**Task statement**
Give only the number of lines in the records that include "screenshot".

··· Data to use ···

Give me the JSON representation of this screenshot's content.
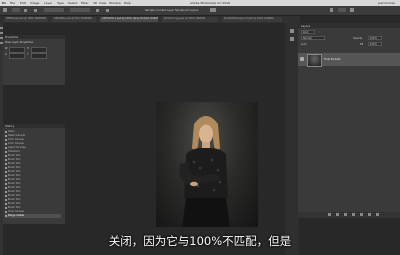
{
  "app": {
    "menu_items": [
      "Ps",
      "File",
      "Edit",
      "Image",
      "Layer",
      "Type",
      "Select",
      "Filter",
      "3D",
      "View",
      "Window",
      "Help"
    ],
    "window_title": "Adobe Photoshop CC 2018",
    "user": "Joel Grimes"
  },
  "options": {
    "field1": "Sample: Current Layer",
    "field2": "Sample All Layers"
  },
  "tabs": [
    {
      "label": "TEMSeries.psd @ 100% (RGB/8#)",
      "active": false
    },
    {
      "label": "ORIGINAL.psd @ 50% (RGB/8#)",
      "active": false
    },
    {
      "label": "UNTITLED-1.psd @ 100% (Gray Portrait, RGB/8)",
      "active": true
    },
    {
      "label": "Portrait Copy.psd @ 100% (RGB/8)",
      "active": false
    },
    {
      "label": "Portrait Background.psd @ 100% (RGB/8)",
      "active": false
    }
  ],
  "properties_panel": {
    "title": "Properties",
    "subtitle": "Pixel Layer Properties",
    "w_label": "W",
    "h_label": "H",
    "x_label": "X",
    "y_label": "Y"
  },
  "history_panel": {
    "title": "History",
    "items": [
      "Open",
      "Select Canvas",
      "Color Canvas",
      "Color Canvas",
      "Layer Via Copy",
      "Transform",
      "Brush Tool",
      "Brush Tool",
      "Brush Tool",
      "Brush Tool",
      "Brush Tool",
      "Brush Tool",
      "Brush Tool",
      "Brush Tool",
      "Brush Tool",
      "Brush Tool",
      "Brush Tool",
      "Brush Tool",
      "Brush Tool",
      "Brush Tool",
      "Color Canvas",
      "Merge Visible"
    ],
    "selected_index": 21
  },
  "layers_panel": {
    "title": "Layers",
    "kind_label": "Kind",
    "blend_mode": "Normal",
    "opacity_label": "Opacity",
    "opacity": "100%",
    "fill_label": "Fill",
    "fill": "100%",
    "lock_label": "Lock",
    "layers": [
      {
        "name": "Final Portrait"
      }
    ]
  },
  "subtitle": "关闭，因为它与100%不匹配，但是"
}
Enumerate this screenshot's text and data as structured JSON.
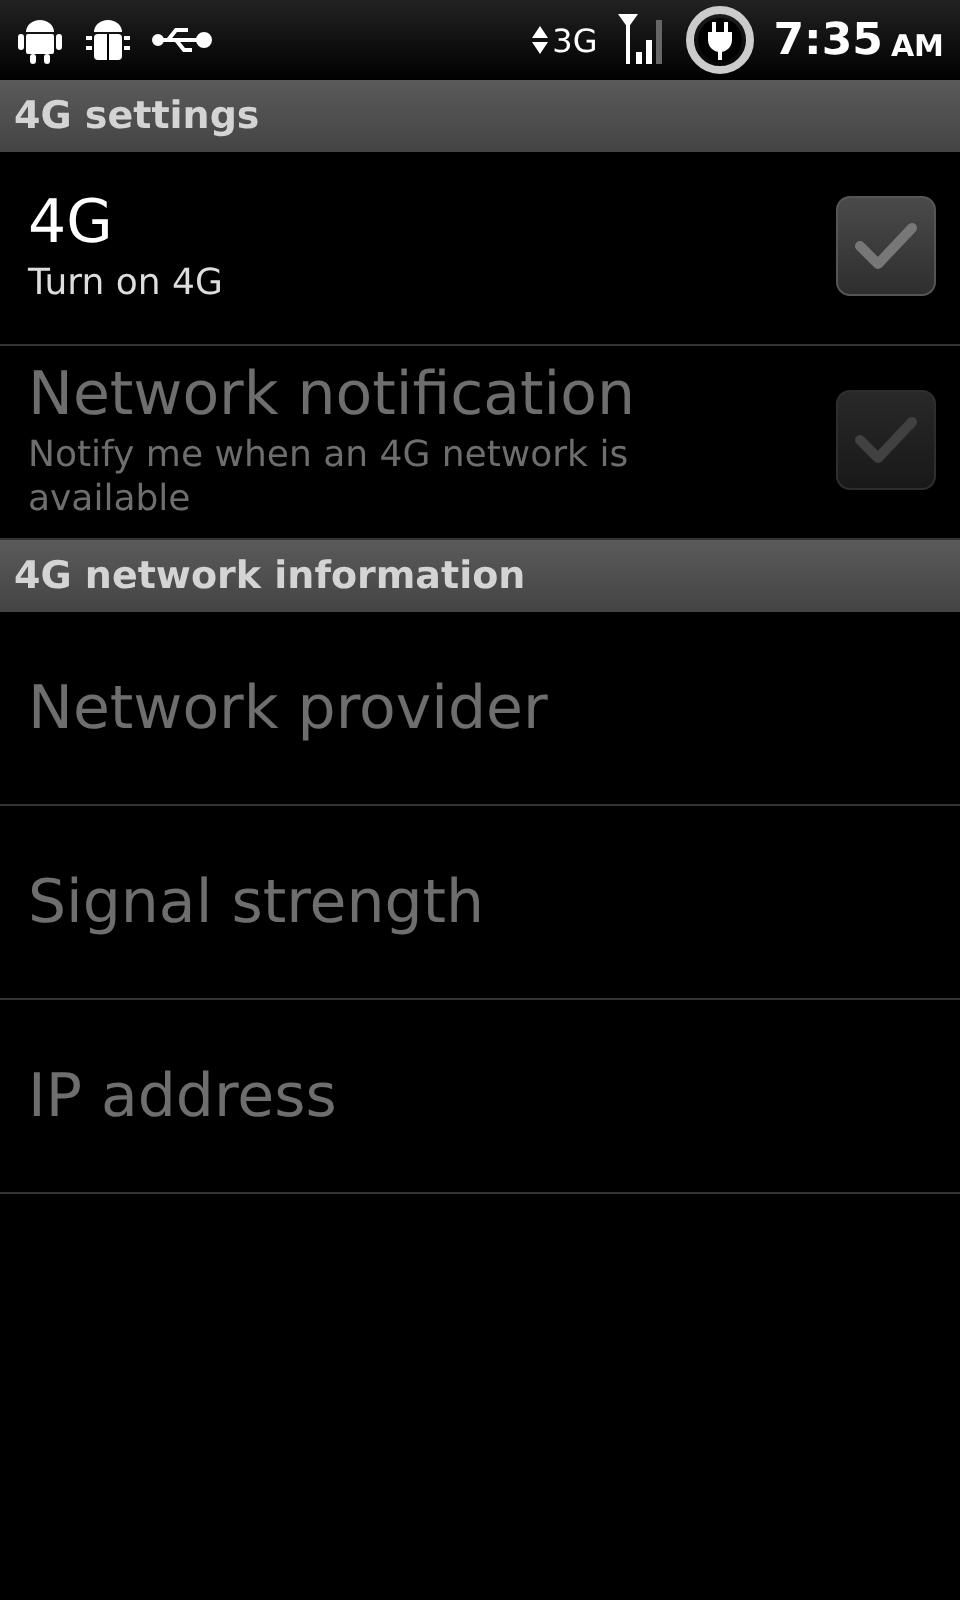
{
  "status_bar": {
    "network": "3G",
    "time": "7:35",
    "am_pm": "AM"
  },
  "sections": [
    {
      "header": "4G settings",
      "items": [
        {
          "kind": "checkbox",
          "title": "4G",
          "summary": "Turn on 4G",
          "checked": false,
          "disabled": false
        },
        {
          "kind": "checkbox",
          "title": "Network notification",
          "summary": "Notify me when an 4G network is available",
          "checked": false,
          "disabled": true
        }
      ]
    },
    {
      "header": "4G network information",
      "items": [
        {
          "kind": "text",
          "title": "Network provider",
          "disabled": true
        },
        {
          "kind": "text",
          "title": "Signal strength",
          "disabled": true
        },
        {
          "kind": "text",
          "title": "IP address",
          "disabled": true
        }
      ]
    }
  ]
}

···

**Response below**
2